● **Work instructions**
Word for word, write the lines below out again, with no pictures.

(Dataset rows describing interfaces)
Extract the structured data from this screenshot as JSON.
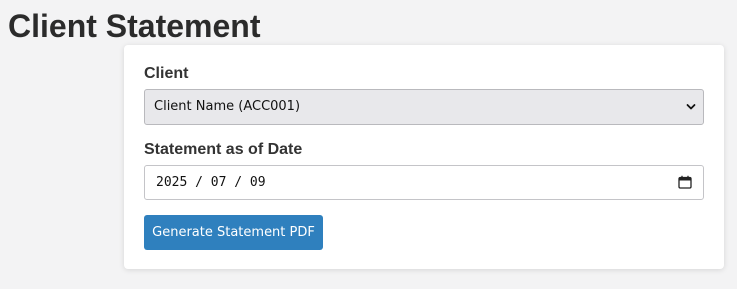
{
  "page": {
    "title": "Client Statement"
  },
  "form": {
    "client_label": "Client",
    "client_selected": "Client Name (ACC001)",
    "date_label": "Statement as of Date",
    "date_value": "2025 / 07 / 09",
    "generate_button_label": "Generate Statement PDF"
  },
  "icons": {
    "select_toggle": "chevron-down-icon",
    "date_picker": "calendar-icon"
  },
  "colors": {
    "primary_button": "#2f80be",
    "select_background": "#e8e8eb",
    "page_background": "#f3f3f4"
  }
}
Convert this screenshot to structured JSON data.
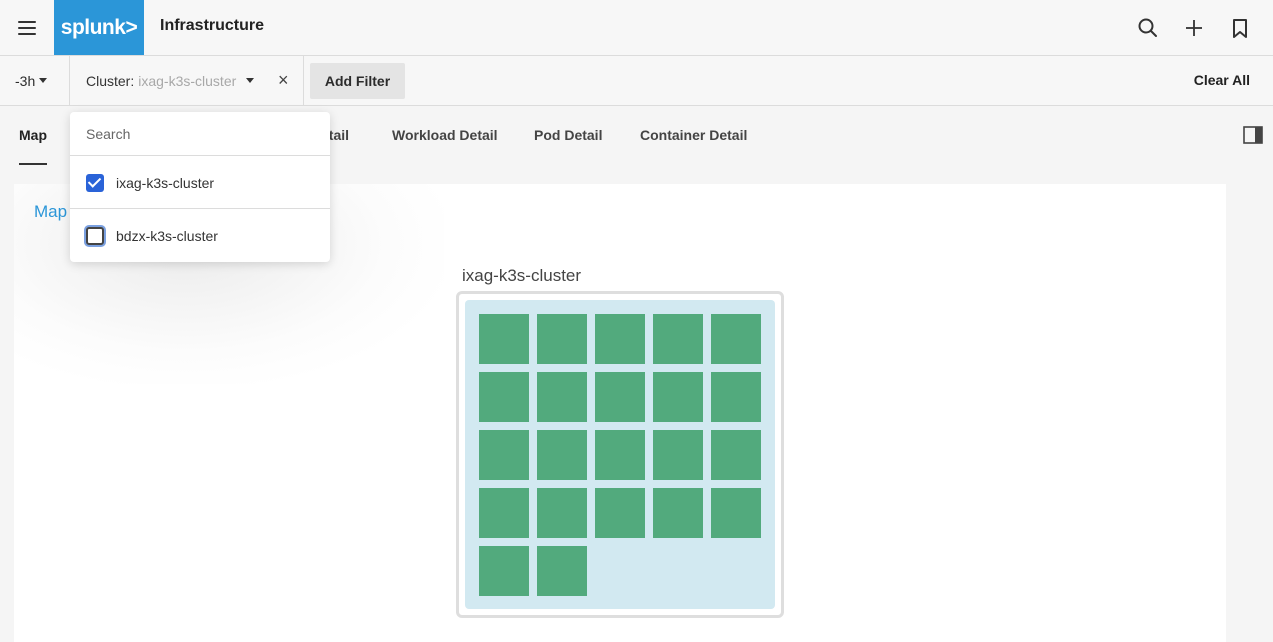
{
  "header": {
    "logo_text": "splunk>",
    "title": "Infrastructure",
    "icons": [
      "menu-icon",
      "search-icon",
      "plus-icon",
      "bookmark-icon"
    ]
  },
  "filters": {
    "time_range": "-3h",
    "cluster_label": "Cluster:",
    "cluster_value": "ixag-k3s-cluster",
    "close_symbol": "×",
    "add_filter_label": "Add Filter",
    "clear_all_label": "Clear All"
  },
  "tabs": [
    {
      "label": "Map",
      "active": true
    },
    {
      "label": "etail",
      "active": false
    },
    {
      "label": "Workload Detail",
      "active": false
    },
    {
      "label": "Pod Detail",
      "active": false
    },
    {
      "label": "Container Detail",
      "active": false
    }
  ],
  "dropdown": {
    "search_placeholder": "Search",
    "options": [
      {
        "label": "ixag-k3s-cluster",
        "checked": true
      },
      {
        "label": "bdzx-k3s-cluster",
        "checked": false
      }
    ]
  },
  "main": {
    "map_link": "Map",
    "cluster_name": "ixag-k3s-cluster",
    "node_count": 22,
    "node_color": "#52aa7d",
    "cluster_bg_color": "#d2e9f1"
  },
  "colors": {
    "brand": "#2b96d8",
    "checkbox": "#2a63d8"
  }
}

● **Result of the exercise**
Extract the structured data from this screenshot as JSON.
{
  "page": {
    "title": "Client Statement"
  },
  "form": {
    "client_label": "Client",
    "client_selected": "Client Name (ACC001)",
    "date_label": "Statement as of Date",
    "date_value": "2025 / 07 / 09",
    "generate_button_label": "Generate Statement PDF"
  },
  "icons": {
    "select_toggle": "chevron-down-icon",
    "date_picker": "calendar-icon"
  },
  "colors": {
    "primary_button": "#2f80be",
    "select_background": "#e8e8eb",
    "page_background": "#f3f3f4"
  }
}
Convert this screenshot to structured JSON data.
{
  "header": {
    "logo_text": "splunk>",
    "title": "Infrastructure",
    "icons": [
      "menu-icon",
      "search-icon",
      "plus-icon",
      "bookmark-icon"
    ]
  },
  "filters": {
    "time_range": "-3h",
    "cluster_label": "Cluster:",
    "cluster_value": "ixag-k3s-cluster",
    "close_symbol": "×",
    "add_filter_label": "Add Filter",
    "clear_all_label": "Clear All"
  },
  "tabs": [
    {
      "label": "Map",
      "active": true
    },
    {
      "label": "etail",
      "active": false
    },
    {
      "label": "Workload Detail",
      "active": false
    },
    {
      "label": "Pod Detail",
      "active": false
    },
    {
      "label": "Container Detail",
      "active": false
    }
  ],
  "dropdown": {
    "search_placeholder": "Search",
    "options": [
      {
        "label": "ixag-k3s-cluster",
        "checked": true
      },
      {
        "label": "bdzx-k3s-cluster",
        "checked": false
      }
    ]
  },
  "main": {
    "map_link": "Map",
    "cluster_name": "ixag-k3s-cluster",
    "node_count": 22,
    "node_color": "#52aa7d",
    "cluster_bg_color": "#d2e9f1"
  },
  "colors": {
    "brand": "#2b96d8",
    "checkbox": "#2a63d8"
  }
}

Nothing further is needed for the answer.